Seth Price

  • Bruce Nauman, Bouncing in the Corner, No. 1, 1968, video, black-and-white, sound, 60 minutes. © Bruce Nauman/Artists Rights Society (ARS), New York.


    WHEN I WAS IN MY LATE TWENTIES, I worked at Electronic Arts Intermix in New York duplicating tapes and DVDs of video art. I had avoided art school, so those weekdays spent in a dim room illuminated by a spectrum of artistic positions were my education. One day, Bruce Nauman was up on the monitors doing his thing. The performance tapes Nauman made in the 1960s are rightly celebrated as classics of video art, but I had no patience for him. Duping certain tapes reminded me of when great novels were assigned in school: Regardless of the material’s quality, or because of it, I brought to the task a

  • Seth Price

    Felix Bernstein is sensitive to the symptoms of the hypermediatized New York City creative realm because he exhibits them. In Notes on Post-Conceptual Poetry (Insert Blanc Press) he calls bullshit on a lot of people, including Felix Bernstein, a character who understands sneak attacks, strategy, unmasking, disarming. Why this martial language? Because it’s a moment in the culture when people think everything’s fucked up. That statement should be interrogated, and Bernstein does. Putting dumb scare quotes around anything in the sentence lends it new funny/vicious flavors, and it still stands.

  • Joan Jonas, The Shape, the Scent, the Feel of Things, 2005. Performance views, Dia:Beacon, Beacon, NY.

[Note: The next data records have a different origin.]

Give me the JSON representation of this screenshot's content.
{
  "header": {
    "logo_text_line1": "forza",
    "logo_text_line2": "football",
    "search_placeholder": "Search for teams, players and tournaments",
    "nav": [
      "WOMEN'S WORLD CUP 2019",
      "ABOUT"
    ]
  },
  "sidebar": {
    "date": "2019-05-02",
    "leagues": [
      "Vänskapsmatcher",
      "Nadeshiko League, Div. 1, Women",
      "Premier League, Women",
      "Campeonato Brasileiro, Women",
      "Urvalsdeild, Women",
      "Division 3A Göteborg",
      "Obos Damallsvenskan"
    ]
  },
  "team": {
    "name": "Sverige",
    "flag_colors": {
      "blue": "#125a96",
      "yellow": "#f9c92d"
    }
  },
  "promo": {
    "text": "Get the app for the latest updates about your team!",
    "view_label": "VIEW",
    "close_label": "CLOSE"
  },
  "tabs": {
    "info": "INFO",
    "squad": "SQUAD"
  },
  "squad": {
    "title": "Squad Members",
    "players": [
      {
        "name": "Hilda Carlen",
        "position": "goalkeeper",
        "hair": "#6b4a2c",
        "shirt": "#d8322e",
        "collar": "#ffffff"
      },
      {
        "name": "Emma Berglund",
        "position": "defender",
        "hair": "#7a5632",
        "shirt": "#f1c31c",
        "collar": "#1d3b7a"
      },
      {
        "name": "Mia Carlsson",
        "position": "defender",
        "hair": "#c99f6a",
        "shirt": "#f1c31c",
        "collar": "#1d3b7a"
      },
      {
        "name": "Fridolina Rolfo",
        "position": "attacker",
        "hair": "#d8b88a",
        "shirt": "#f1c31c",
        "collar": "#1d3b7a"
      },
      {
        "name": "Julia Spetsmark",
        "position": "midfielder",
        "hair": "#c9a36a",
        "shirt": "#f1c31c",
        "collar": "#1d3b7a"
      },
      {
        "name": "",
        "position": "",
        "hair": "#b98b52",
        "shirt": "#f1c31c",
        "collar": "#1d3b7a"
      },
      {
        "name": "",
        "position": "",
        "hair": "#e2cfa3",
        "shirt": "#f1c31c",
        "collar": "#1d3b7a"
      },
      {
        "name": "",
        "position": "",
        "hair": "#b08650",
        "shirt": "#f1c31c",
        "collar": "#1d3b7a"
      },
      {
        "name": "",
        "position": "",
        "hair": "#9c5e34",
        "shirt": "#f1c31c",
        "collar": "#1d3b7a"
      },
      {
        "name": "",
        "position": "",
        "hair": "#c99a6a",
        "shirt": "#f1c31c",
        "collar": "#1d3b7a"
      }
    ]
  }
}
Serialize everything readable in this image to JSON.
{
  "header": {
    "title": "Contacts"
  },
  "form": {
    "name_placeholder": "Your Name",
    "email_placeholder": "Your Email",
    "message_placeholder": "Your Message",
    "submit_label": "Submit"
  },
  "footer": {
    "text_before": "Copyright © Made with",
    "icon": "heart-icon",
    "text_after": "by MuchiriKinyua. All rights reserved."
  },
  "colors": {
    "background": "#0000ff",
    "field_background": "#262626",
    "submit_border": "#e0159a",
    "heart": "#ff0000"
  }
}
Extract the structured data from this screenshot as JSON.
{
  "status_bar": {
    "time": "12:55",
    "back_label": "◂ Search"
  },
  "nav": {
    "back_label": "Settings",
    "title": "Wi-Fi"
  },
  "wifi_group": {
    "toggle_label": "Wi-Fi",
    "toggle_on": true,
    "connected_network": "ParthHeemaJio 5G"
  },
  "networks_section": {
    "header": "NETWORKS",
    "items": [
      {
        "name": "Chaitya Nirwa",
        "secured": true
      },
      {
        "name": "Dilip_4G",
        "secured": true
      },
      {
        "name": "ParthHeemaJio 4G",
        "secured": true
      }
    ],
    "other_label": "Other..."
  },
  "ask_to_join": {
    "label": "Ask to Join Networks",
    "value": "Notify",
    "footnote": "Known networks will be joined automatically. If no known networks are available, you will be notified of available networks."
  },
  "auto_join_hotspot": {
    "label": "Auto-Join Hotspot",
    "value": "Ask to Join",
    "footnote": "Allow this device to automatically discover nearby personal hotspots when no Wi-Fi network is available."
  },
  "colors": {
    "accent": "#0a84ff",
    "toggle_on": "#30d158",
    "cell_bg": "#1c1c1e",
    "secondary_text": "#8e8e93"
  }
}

    IT WOULD BE DISINGENUOUS to say that Joan Jonas is not a performance artist, but I don’t think of her that way. When she started in the 1960s, she sought bare land for building; these neighborhoods expanded around her only much later. She goes outside, generally.

    Jonas’s newest work, The Shape, the Scent, the Feel of Things, 2005, was commissioned by Dia:Beacon, and premiered there last year, with a reprise this past October. It tells stories, it’s representational, but, as with many aspects of her work, this is deceptive. Not cunningly so, but in the way of distances: You’re fooled easiest if

  • The Best Exhibitions of 2005

    To take stock of the past year, Artforum contacted an international group of artists to find out which exhibitions were, in their eyes, the very best of 2005.

    “Edward Munch by Himself” (Royal Academy of Arts, London) This show gave me butterflies, screwed me up, and made me cry.

    John Baldessari, “A Different Kind of Order” (Museum Moderner Kunst, Vienna) I rarely go to exhibitions these days. Perhaps I’m too jaded. But the Baldessari retrospective was something else. Focusing on his production from 1962–84, it was notable for its curatorial indifference to the marketplace—so